Because they are avid hunters, chimpanzees are also frequently exposed to SFV strains from other primate species. Testing 392 fecal samples for SFVcpz viral RNA, we found one male chimpanzee to harbor an SFV strain (LB309) that was closely related to viruses previously identified in captive DeBrazza's and mustached monkeys (). The finding of LB309 RNA indicated a productive viral infection in the chimpanzee host. Similar findings were recently reported for chimpanzees from the Taï Forest where 3 of 12 apes studied harbored SFV strains from sympatric western red colobus monkeys 
. Interestingly, these apes (all males) were also coinfected with SFVcpz; however, it was not determined whether the dual infections were productive since viral DNA (and not RNA) sequences were amplified from spleen necropsy specimens using strain specific PCR primers 
. Since we did not use strain specific primers, it is likely that our data grossly underestimate the frequency of SFV cross-species transmission in the wild. Moreover, the failure of these cross-species infections to initiate secondary spread suggests that their replication (and thus fecal detection) may be limited. However, the examples demonstrate that chimpanzees, like humans, are susceptible to SFVs from other primate species, and the fact that all cross-infected apes were males (who hunt more frequently and eat more meat than females) strongly suggest that these transmissions occur in the context of predation. These findings may be of use to primatologists interested in chimpanzee hunting behavior and prey preferences in the wild.

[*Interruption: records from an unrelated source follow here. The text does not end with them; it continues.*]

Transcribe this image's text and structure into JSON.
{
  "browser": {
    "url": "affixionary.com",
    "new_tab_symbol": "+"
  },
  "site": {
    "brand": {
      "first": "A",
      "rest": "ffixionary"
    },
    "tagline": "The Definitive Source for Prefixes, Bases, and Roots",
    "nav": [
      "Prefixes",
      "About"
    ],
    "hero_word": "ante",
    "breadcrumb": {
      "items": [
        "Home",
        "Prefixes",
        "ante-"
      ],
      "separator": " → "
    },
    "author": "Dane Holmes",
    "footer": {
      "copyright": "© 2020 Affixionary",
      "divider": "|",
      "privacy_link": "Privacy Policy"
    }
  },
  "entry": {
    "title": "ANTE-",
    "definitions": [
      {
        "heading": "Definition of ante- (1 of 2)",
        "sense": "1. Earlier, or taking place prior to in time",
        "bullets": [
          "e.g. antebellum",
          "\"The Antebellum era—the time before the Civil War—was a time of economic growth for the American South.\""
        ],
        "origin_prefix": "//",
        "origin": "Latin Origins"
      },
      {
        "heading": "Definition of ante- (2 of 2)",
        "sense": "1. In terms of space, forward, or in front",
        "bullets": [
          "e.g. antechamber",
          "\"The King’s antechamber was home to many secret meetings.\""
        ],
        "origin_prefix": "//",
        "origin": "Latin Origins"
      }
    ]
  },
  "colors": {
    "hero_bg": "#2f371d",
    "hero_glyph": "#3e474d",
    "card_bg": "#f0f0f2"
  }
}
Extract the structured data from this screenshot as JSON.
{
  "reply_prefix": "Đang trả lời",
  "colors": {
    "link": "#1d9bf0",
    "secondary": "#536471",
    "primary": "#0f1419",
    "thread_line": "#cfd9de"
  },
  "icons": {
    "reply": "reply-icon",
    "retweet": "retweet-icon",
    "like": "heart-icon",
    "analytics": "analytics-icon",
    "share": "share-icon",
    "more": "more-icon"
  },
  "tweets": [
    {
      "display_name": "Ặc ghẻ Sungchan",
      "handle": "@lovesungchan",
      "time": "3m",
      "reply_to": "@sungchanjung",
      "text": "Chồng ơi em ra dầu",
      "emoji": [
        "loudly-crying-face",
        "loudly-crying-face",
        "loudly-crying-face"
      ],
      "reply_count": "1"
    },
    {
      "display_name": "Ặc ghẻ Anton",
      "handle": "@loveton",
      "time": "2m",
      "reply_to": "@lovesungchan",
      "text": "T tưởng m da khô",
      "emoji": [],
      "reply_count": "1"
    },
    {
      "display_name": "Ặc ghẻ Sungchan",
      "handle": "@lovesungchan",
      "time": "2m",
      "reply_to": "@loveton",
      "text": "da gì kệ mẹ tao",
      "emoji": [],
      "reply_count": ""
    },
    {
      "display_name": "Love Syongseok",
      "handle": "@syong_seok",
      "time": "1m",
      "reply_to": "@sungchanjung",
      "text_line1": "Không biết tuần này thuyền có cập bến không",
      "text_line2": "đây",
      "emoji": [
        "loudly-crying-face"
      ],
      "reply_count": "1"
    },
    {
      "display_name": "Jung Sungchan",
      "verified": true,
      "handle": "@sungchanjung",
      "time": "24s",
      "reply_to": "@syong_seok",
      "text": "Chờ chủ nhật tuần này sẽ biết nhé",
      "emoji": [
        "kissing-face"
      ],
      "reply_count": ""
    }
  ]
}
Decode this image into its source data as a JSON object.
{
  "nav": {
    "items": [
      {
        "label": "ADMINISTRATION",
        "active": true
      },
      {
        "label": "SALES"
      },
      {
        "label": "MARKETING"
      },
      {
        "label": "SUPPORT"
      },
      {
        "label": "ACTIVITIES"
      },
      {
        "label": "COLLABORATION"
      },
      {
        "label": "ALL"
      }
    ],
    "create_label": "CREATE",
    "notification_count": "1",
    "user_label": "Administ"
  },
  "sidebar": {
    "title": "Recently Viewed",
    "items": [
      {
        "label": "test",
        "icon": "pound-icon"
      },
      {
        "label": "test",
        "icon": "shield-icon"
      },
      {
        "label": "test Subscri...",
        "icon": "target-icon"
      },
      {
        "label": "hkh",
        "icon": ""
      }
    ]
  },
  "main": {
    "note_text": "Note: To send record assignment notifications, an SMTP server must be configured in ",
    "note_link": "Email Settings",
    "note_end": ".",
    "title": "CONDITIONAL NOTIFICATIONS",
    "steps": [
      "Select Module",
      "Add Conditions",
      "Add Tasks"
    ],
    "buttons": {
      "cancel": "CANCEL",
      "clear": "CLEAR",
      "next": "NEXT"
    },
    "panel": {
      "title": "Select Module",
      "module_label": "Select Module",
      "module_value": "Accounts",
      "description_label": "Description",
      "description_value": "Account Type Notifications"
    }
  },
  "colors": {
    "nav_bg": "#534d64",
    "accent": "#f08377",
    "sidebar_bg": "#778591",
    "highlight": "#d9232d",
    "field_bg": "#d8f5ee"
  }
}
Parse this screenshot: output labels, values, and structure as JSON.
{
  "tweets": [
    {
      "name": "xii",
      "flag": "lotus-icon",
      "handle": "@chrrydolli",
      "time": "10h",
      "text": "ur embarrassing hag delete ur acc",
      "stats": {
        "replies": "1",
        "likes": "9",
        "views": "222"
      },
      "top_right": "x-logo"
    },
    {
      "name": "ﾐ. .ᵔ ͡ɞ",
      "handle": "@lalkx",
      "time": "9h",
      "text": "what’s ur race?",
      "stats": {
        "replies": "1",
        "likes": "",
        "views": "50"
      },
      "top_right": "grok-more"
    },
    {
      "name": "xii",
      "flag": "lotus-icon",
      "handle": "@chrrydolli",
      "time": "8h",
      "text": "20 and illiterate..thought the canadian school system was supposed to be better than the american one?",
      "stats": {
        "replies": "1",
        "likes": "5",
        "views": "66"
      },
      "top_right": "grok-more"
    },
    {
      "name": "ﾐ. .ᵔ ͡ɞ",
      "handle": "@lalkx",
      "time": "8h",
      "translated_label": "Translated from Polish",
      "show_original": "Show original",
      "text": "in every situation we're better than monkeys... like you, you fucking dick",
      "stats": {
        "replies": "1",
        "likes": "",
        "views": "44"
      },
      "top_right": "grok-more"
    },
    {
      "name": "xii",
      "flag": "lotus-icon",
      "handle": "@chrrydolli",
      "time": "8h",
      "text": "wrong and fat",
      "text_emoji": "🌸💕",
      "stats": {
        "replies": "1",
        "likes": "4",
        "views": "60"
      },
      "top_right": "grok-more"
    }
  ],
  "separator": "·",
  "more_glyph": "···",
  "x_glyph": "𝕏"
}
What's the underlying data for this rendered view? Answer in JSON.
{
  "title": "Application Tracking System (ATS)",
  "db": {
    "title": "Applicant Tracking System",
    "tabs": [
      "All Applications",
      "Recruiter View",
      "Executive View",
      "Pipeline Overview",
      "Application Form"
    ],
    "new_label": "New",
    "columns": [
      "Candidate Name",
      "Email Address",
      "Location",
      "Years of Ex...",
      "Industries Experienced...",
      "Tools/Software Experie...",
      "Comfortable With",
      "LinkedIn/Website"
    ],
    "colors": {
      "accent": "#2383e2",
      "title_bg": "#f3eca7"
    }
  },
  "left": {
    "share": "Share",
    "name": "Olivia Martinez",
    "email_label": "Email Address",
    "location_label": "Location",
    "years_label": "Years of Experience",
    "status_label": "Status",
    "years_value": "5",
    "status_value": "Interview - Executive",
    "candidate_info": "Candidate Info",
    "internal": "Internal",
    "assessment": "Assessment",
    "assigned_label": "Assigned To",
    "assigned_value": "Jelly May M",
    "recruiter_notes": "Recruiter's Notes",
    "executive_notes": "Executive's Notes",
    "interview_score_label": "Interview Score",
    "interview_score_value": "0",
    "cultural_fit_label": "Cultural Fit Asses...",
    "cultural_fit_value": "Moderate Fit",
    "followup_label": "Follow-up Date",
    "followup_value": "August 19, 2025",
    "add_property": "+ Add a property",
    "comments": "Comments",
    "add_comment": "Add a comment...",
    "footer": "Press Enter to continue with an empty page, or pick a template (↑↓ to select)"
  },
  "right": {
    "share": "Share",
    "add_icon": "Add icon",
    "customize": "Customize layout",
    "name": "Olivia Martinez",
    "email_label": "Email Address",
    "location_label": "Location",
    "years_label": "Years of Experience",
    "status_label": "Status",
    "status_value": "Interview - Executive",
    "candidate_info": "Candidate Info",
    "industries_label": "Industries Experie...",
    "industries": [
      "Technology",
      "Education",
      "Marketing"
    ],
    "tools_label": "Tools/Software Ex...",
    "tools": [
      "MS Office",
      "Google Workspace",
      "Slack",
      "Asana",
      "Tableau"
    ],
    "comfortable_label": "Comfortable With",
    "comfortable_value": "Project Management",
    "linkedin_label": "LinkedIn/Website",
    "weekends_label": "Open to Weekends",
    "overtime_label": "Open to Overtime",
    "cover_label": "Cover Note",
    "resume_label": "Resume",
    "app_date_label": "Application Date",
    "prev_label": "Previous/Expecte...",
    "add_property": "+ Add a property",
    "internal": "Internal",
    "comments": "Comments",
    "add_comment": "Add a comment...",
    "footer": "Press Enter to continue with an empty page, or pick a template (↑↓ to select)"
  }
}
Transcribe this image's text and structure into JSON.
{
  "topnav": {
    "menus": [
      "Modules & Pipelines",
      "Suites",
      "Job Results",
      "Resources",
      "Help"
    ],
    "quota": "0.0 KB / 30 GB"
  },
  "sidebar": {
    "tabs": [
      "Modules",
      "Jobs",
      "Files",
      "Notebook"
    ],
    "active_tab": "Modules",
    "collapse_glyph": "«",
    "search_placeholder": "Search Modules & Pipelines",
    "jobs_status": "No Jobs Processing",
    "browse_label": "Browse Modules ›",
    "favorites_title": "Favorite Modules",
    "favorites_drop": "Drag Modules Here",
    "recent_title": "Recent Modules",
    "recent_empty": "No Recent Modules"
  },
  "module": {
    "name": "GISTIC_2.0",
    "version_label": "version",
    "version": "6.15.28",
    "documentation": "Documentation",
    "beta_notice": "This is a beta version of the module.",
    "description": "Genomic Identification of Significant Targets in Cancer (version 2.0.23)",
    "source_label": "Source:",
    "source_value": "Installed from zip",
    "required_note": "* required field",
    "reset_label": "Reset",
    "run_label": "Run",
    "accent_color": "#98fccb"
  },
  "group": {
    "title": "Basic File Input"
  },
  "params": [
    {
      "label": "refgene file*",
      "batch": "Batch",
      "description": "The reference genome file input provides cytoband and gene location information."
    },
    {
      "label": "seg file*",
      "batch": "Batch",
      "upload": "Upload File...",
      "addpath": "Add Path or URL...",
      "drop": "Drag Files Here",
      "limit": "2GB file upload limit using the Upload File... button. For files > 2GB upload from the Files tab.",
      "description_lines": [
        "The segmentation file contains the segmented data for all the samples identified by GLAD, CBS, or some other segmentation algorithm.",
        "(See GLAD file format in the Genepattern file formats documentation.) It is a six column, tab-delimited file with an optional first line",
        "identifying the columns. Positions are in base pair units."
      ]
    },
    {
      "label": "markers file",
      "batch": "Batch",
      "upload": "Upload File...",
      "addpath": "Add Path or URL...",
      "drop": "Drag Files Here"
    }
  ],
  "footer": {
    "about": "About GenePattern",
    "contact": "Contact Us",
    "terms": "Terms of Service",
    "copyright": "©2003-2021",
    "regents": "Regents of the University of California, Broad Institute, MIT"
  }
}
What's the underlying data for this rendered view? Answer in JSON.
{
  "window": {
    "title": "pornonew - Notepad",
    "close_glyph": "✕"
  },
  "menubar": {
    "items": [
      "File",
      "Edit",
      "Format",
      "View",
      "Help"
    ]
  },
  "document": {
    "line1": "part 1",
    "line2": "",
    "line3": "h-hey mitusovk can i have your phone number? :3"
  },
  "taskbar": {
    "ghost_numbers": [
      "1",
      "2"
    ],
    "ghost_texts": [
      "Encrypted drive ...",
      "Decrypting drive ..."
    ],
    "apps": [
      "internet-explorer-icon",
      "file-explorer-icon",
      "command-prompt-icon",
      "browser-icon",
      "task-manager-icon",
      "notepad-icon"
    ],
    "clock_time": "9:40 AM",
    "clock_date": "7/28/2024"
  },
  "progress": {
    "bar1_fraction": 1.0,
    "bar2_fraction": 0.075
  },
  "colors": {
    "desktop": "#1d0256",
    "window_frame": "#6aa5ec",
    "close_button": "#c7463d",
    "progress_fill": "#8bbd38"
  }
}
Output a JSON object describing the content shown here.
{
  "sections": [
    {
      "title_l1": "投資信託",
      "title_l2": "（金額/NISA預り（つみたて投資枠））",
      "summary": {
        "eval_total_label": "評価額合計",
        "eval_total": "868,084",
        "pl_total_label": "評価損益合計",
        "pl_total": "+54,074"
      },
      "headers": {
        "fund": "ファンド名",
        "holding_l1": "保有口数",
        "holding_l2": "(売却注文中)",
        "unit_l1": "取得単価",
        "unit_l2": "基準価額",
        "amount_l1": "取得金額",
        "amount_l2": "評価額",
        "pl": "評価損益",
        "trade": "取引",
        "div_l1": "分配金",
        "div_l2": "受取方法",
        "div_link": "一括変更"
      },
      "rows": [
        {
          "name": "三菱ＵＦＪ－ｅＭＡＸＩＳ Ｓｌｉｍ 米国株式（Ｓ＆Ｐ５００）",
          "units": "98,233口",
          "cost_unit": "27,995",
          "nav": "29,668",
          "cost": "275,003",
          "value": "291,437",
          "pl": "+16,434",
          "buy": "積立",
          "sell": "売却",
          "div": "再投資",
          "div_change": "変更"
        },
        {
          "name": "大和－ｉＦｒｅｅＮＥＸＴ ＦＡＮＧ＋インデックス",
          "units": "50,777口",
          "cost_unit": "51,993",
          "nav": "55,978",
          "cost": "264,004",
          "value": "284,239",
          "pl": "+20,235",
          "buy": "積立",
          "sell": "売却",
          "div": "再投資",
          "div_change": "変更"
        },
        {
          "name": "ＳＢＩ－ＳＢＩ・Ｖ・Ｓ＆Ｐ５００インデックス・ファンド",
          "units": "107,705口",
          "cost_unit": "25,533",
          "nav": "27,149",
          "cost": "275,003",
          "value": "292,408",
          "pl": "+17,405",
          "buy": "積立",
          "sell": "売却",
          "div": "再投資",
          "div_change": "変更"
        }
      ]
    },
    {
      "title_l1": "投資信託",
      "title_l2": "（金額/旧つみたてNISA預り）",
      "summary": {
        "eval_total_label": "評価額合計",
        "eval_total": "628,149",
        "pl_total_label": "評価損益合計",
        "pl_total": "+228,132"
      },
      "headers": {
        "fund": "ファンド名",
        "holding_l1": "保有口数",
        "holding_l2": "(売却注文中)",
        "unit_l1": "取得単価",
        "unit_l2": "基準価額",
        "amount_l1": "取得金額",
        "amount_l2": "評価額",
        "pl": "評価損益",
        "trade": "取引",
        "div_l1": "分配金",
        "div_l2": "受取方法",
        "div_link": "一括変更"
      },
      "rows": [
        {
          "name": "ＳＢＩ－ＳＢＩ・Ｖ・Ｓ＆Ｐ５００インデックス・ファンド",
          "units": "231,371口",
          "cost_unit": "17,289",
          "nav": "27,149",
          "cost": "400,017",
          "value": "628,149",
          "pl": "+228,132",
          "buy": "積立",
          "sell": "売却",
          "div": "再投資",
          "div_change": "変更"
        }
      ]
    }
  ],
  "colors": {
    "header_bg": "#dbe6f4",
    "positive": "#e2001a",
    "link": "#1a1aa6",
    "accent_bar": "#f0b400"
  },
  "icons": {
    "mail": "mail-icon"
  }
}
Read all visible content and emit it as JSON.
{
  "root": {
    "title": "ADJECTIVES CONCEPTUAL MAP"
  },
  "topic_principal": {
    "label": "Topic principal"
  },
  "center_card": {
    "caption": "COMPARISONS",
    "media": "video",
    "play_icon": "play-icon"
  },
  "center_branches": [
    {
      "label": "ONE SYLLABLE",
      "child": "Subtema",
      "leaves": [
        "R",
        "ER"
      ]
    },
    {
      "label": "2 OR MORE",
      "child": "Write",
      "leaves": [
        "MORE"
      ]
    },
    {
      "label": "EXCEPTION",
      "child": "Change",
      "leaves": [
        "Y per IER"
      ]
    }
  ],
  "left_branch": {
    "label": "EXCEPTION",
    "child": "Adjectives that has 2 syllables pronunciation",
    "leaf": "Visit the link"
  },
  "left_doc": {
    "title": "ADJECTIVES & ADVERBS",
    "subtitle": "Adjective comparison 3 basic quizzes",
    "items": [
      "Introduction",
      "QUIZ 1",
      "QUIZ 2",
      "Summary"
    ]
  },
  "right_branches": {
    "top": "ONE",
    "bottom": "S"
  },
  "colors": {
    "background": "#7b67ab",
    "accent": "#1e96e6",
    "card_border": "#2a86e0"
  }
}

Finally, SFVs are of public health interest because people in sub-Saharan Africa are routinely exposed to these viruses in the context of primate bushmeat hunting 
. We show herein that SFVcpz infection is highly prevalent in wild chimpanzee populations throughout their natural range. Thus, monitoring humans for SFVcpz infection should be informative as to the locations where human/chimpanzee encounters are most frequent and where additional cross-species transmissions should be anticipated. One such area is southern Cameroon where chimpanzees are endemically infected with SIVcpz strains that have already crossed the species barrier to humans, in one case (HIV-1 group M) with devastating consequences 
. Screening humans for SFVcpz infection may also provide new insight into the environmental circumstances that underlie cross-species transmissions. For example, if the frequency of human SFVcpz infection were significantly lower in east compared to west central Africa, this would argue for lower exposure rates and, in turn, provide a reason why SIVcpz strains from P. t. schweinfurthii
apes have not emerged as human pathogens. Thus, human SFVcpz infection should be formally investigated a sentinel for ape-derived pathogens, including new SIVcpz/HIV-1 outbreaks.